His journey is one of great extremes—from his early days in Yemen, living under Islamic subjugation where Jews would pay Jisya—a Jew tax, and be punished for the most ridiculous, mundane offenses such as brushing against the clothing of a Muslim, or riding a donkey in town and not dismounting when crossing paths with a Muslim; raising their voices during prayer, building houses taller than a Muslim’s etc.,–to navigating his way as a new immigrant in Palestine and finding his calling in public service. Zchariah Gluska sacrificed his entire life for the good of the Yemenite community. He was found dead in a hotel room in Montreal, on September 17, 1960, while en route to another fundraiser in America. He had always suffered from poor health, terrible allergies and asthma would slow him down temporarily, but in the end the day-to-day pressures from his job had finally caught up with him. He was only 65 years old when he died; he had married twice but his devotion to work destroyed those short-lived marriages. When anyone would ask him about children he always said that he regarded each and every Yemenite orphan as his own.
His brother Yaakov Ben David Gluska published his diary post mortem, and the book is filled with acknowledgments from people who made up the early Yishuv as well as rabbis and community leaders from all over the world, including President Zalman Shazar who described Gluska as a man teeming with energy and inspiration—a man who constantly demanded and put up a vociferous fight, because the Yemenite cause had always been ingrained in his soul.

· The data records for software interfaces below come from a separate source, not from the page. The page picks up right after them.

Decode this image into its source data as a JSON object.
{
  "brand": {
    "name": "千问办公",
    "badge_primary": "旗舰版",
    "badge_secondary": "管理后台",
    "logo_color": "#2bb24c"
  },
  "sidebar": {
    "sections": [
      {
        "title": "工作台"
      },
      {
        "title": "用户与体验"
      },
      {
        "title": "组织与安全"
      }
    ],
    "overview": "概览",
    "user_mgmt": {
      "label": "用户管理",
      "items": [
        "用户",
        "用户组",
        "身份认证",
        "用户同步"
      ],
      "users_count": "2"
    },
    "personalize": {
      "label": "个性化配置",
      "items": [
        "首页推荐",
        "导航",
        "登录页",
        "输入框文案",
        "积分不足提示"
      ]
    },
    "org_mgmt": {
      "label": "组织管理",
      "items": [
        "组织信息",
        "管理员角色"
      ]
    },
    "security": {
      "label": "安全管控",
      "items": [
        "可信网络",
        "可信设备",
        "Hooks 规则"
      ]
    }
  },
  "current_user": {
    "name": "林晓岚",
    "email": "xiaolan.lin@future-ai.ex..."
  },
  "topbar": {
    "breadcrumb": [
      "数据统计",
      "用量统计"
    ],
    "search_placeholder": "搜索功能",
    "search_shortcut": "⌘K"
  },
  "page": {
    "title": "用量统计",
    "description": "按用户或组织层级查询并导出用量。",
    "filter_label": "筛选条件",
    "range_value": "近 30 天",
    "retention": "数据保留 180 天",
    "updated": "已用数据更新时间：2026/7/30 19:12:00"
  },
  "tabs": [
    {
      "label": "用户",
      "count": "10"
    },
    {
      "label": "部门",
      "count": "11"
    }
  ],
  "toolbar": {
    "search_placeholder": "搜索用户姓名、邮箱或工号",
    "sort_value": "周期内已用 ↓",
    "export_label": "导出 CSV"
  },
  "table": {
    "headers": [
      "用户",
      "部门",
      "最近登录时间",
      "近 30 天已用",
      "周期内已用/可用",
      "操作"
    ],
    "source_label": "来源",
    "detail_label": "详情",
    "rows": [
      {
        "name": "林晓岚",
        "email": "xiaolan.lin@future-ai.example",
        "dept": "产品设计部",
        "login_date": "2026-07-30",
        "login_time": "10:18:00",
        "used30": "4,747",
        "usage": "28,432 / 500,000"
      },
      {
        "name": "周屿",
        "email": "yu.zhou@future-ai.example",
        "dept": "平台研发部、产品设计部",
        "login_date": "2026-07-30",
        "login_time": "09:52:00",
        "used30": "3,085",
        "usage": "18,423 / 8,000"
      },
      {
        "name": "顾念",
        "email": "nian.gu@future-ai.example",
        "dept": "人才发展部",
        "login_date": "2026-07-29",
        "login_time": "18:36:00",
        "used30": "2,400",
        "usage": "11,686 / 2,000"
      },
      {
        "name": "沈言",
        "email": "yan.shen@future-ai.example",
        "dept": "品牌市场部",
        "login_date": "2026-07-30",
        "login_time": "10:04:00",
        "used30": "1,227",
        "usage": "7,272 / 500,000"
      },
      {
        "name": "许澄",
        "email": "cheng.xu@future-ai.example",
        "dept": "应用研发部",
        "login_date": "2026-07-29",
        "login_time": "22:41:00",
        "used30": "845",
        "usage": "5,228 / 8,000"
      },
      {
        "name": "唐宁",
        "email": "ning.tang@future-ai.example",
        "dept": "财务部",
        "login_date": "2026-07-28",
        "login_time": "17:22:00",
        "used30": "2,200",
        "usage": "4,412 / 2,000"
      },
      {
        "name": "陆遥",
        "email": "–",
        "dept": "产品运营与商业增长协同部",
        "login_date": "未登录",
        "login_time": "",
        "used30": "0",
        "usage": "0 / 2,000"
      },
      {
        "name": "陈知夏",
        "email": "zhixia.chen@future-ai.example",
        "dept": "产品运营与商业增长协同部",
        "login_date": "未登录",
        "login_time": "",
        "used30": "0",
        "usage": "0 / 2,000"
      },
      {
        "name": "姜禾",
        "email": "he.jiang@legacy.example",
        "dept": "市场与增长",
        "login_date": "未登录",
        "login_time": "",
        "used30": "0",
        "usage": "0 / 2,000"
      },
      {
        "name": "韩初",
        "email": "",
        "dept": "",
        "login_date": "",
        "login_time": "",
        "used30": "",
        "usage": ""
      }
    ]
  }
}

In many ways, although he did not work alone, I see Gluska as a Yemenite Herzl—a man of strong character who had witnessed just enough to ignite a fire and stir the winds of change. My hope is that every Jew should learn about Zchariah Gluska, because even though he did not seek it in his lifetime, he deserves to be recognized for his vision, generosity, and sacrifice.